Australia has a strong amount of domestic production underway with investment from Canadian firms, and recently permitted cannabis exports. There is also the belief that the government will start reimbursing medical marijuana in the years to come.

Though it has a miniscule population, Malta’s cannabis industry has attracted heavy international investment. The country’s high cost-per-gram paid by patients, as well as its liberal medical cannabis importation policies, make the country an attractive target.

Finally, Germany has perhaps the most advanced medical cannabis market, with its own government agency and costs coverage by the national health plan. The number of insured patients and medical cannabis imports are both on the rise, and some executives believe recreational legalization is on the horizon.

Uruguay, Israel, Italy, the UK, and Mexico were deemed to have mid-level policy favourability, while the Netherlands, Switzerland, Portugal, Denmark, Africa, and Asia had low-end policies. The Netherlands, despite its image as a pot haven of sorts – especially in Amsterdam – is actually just lax on enforcement, as the drug is still federally illegal. Many of the countries on the list have decriminalized personal possession and consumption of marijuana, but its sale and production remains illegal (outside of medical parameters). 

Overall, Jamaica and Australia emerged as perhaps the most attractive cannabis markets, with Australia in the high tier for financing and policy, and mid tier for taxation. Jamaica, meanwhile, has high-tier policy, mid-level financing, and a low-tax environment.

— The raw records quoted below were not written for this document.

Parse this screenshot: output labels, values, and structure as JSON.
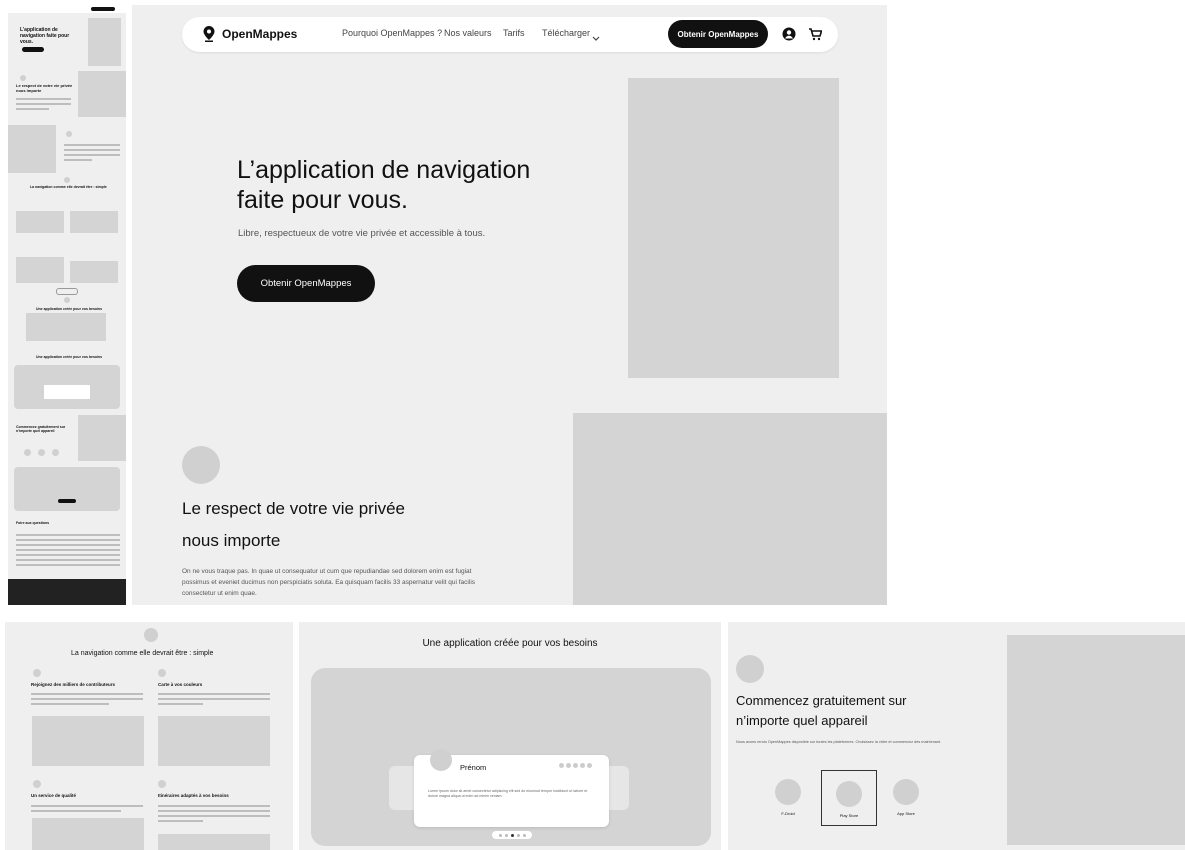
{
  "brand": {
    "name": "OpenMappes"
  },
  "nav": {
    "links": [
      "Pourquoi OpenMappes ?",
      "Nos valeurs",
      "Tarifs",
      "Télécharger"
    ],
    "cta": "Obtenir OpenMappes"
  },
  "hero": {
    "title_line1": "L’application de navigation",
    "title_line2": "faite pour vous.",
    "subtitle": "Libre, respectueux de votre vie privée et accessible à tous.",
    "cta": "Obtenir OpenMappes"
  },
  "privacy": {
    "title_line1": "Le respect de votre vie privée",
    "title_line2": "nous importe",
    "body_line1": "On ne vous traque pas. In quae ut consequatur ut cum que repudiandae sed dolorem enim est fugiat",
    "body_line2": "possimus et eveniet ducimus non perspiciatis soluta. Ea quisquam facilis 33 aspernatur velit qui facilis",
    "body_line3": "consectetur ut enim quae."
  },
  "overview": {
    "hero_title": "L’application de navigation faite pour vous.",
    "section_privacy": "Le respect de votre vie privée nous importe",
    "section_features": "La navigation comme elle devrait être : simple",
    "section_besoins": "Une application créée pour vos besoins",
    "section_start": "Commencez gratuitement sur n’importe quel appareil",
    "section_faq": "Foire aux questions"
  },
  "features": {
    "title": "La navigation comme elle devrait être : simple",
    "items": [
      "Rejoignez des milliers de contributeurs",
      "Carte à vos couleurs",
      "Un service de qualité",
      "Itinéraires adaptés à vos besoins"
    ]
  },
  "besoins": {
    "title": "Une application créée pour vos besoins",
    "testimonial_name": "Prénom",
    "testimonial_text": "Lorem ipsum dolor sit amet consectetur adipiscing elit sed do eiusmod tempor incididunt ut labore et dolore magna aliqua ut enim ad minim veniam."
  },
  "commencez": {
    "title_line1": "Commencez gratuitement sur",
    "title_line2": "n’importe quel appareil",
    "body": "Nous avons rendu OpenMappes disponible sur toutes les plateformes. Choisissez la vôtre et commencez dès maintenant.",
    "stores": [
      "F-Droid",
      "Play Store",
      "App Store"
    ]
  },
  "colors": {
    "accent": "#111111",
    "placeholder": "#d4d4d4",
    "background": "#efefef"
  }
}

Looking forward, MNP advises Canadian firms to double down on their competitive advantages, while building a strong brand at home as opportunities open up abroad. "It's important for local cannabis companies to consider their areas of expertise and invest heavily in owning that position in the market," Fraser said. "The most valuable international opportunities will go to those companies who have developed a sustainable (and transferable) competitive advantage in conjunction with a recognizable brand in their home market."